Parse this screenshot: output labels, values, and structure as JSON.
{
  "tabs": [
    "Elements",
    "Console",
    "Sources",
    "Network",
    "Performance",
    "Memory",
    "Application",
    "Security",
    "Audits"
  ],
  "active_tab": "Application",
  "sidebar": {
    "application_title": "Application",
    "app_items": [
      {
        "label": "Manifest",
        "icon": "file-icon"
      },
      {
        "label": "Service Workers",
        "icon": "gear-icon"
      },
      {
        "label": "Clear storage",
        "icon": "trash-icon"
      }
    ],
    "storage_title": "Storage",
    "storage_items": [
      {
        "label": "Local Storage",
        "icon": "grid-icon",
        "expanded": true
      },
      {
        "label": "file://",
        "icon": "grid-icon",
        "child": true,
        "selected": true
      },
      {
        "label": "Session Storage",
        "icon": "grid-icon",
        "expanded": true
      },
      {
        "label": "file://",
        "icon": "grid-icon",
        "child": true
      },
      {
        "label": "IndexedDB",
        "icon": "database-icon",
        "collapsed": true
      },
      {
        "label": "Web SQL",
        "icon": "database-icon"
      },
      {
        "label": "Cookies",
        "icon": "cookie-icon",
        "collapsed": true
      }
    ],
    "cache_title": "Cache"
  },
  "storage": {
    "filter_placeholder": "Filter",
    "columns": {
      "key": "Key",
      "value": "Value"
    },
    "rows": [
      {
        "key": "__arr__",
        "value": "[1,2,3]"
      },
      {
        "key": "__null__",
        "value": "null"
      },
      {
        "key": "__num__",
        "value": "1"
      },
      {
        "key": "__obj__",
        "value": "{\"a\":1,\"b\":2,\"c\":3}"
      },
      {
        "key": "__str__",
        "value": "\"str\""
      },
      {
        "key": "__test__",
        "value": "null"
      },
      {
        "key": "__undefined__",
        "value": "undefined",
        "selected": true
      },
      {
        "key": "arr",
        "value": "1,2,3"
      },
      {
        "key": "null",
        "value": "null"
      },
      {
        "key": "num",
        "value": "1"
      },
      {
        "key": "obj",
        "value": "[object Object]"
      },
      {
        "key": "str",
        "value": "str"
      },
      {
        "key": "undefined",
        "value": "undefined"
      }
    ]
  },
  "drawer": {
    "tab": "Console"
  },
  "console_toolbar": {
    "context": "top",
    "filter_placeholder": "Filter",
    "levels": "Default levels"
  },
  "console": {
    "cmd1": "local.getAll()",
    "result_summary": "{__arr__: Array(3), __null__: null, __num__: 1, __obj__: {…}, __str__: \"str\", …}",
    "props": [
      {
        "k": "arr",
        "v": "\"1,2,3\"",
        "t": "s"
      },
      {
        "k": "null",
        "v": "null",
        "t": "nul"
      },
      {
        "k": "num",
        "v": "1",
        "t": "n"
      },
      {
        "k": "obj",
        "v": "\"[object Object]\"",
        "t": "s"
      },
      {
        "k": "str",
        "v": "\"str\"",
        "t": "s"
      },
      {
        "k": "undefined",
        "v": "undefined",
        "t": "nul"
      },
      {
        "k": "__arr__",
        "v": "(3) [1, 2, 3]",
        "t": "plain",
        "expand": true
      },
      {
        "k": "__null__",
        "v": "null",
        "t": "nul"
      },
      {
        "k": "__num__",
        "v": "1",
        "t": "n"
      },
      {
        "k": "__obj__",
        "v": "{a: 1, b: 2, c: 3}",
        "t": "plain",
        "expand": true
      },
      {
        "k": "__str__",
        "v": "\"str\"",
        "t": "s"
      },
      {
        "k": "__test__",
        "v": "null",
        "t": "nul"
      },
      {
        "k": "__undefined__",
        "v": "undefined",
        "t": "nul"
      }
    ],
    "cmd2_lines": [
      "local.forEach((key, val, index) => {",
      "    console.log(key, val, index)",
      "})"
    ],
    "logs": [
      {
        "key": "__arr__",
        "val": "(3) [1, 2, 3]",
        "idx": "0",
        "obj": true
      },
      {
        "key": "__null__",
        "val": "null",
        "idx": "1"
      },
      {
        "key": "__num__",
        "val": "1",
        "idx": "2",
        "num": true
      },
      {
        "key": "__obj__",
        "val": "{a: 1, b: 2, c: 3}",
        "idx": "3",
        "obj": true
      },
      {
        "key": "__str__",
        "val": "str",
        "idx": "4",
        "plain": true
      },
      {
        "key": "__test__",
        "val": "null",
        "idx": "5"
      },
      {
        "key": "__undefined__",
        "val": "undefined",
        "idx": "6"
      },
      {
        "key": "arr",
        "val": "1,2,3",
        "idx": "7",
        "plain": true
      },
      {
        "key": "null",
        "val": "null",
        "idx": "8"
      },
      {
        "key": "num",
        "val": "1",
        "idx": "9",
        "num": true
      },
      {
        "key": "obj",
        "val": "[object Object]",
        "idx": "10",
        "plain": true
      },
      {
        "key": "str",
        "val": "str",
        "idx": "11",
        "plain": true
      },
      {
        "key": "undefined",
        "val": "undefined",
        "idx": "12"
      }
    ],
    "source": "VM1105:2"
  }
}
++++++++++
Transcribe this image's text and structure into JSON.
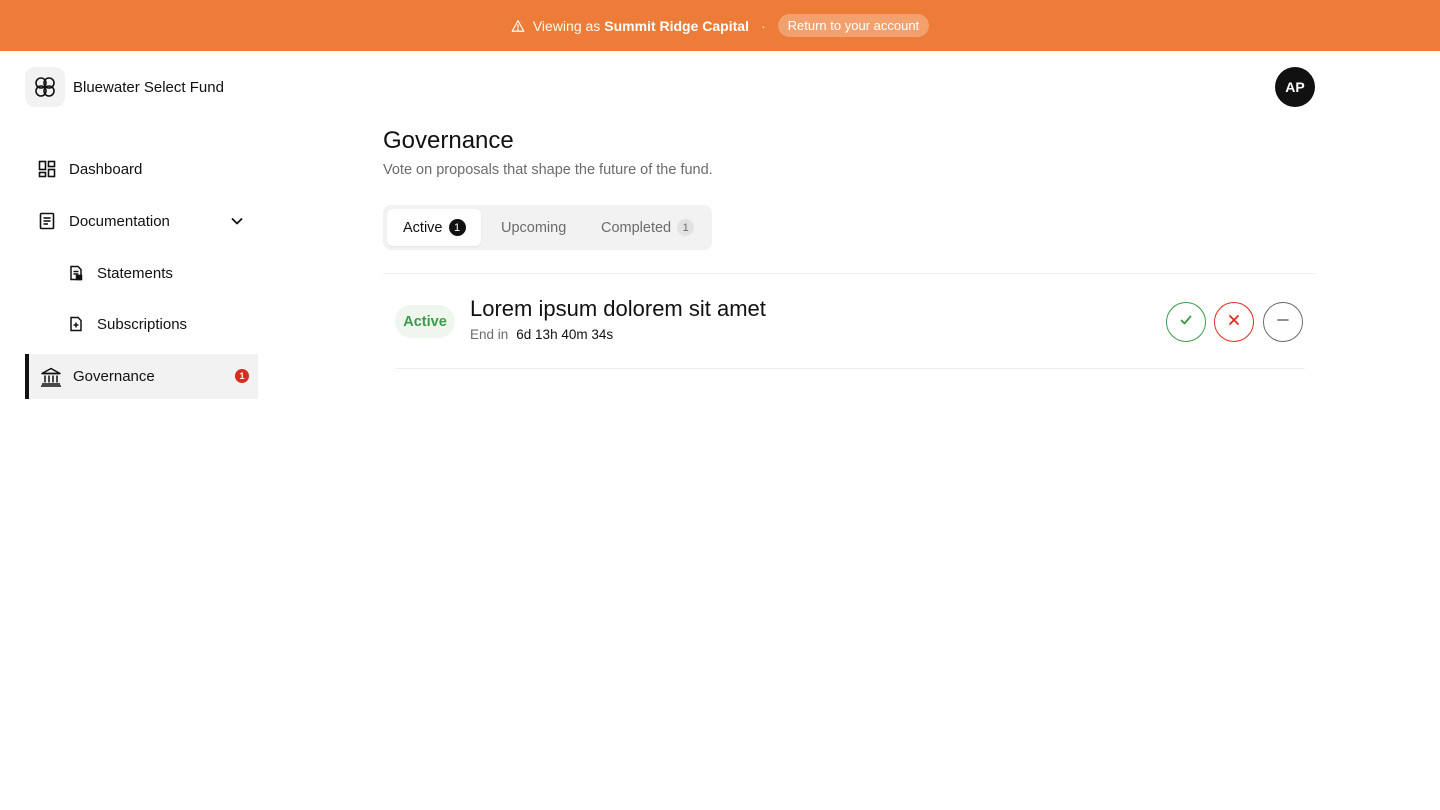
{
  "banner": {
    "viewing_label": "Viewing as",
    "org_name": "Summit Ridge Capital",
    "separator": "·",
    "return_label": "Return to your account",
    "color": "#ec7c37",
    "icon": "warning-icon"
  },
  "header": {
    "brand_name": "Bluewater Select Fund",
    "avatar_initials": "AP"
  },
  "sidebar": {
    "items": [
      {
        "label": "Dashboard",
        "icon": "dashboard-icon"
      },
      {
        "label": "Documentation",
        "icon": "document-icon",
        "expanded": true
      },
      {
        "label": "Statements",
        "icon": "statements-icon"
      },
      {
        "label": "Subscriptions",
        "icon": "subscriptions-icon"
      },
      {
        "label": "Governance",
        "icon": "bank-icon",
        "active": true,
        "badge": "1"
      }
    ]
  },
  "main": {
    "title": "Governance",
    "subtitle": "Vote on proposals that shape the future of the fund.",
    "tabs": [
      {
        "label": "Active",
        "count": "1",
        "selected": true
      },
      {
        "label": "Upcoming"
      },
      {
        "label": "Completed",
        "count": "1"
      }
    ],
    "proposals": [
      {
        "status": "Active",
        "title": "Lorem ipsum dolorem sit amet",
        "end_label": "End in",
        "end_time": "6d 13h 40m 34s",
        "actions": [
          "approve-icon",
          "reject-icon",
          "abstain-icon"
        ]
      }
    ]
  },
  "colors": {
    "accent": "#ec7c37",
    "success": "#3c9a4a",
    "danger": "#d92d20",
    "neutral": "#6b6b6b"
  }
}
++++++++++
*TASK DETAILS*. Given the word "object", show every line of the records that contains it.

*ANSWER TO THIS TASK*.
        "value": "[object Object]"
        "v": "\"[object Object]\"",
        "val": "[object Object]",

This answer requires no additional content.